The Fair Work Commission has refused to play nurse to a group of employees calling in sick, saying taking multiple sick leave absences constitutes covert industrial action. And since there was already protected industrial action taking place, the coordinated ‘sick leave’ was unprotected action, so had to cease.
The company and the employees were involved in negotiations for an agreement and the employees had gone through the proper processes to establish overtime bans and some other actions that were part of the protected action plan.
However, they ramped up their action by taking personal leave, even producing doctors’ certificates and statutory declarations to support their leave claims, in large numbers, at the same time. Management realised what was happening and applied to have this stop.
The FWC accepted the company had demonstrated its claims by showing typical pattens of sick leave versus what had been recently occurring. The change was dramatic and without satisfactory explanation from the employees, or their union. The FWC formed the same view as management, calling out the absences as industrial action.

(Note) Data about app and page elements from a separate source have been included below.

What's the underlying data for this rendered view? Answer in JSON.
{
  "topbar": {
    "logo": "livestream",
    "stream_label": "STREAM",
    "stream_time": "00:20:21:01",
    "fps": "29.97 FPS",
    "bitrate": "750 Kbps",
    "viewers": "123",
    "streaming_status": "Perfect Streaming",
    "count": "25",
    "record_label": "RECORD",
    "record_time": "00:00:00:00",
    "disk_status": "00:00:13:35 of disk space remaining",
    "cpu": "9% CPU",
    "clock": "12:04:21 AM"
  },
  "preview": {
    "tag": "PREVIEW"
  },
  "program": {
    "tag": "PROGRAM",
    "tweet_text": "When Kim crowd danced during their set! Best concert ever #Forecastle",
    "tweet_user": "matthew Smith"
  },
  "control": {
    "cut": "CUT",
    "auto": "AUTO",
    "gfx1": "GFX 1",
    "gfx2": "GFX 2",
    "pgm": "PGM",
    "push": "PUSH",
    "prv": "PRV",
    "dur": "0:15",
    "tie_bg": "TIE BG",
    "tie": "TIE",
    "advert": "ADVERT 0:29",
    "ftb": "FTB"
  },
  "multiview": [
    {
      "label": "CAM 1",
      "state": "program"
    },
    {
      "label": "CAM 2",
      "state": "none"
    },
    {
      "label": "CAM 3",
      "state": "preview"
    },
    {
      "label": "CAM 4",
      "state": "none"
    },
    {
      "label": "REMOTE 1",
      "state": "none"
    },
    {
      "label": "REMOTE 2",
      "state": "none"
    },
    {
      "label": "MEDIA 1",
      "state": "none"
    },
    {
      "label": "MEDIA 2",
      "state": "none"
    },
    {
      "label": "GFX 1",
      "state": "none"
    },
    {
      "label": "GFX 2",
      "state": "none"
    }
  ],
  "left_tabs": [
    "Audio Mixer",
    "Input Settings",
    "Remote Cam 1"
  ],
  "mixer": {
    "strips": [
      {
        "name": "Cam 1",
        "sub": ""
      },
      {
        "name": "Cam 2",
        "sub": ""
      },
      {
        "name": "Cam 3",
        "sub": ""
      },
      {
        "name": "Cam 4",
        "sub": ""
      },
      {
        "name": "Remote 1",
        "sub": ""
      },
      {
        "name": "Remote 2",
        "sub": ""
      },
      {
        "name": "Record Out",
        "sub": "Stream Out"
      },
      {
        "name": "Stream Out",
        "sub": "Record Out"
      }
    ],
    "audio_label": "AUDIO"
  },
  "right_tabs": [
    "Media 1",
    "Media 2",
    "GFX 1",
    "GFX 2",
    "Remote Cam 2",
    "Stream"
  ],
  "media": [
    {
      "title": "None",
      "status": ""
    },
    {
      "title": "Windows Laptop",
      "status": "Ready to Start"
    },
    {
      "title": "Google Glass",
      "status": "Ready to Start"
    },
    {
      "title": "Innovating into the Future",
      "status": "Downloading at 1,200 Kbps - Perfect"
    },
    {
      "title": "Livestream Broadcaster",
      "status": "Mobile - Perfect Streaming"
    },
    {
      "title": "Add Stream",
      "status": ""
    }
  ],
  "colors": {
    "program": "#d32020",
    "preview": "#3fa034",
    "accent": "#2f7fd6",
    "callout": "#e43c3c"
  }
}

In a frank warning to employees, the FWC said: “The (employees) had an adequate opportunity to provide evidence as to the cause and purpose of their absences. That they may have provided medical certificates or statutory declarations in support of their absences does not alter the character of the action taken. If it is the case that the (employees) were told nothing could be done if they had a medical certificate to cover their absences then they were misinformed.”.
The FWC cited earlier Commission decisions which traversed the same territory, finding coordinated sick leave and other similar actions which result in the limitation on, or delay in, the performance of work in the normal manner, to be industrial action. Of particular interest in this matter is the regard paid by the FWC to the doctors’ certificates and statutory declarations. In issuing the Order to stop the action, the FWC concluded “it is now abundantly clear to employees that the provision of a certificate or other evidence is not enough to shield them from the provisions of the FW Act”.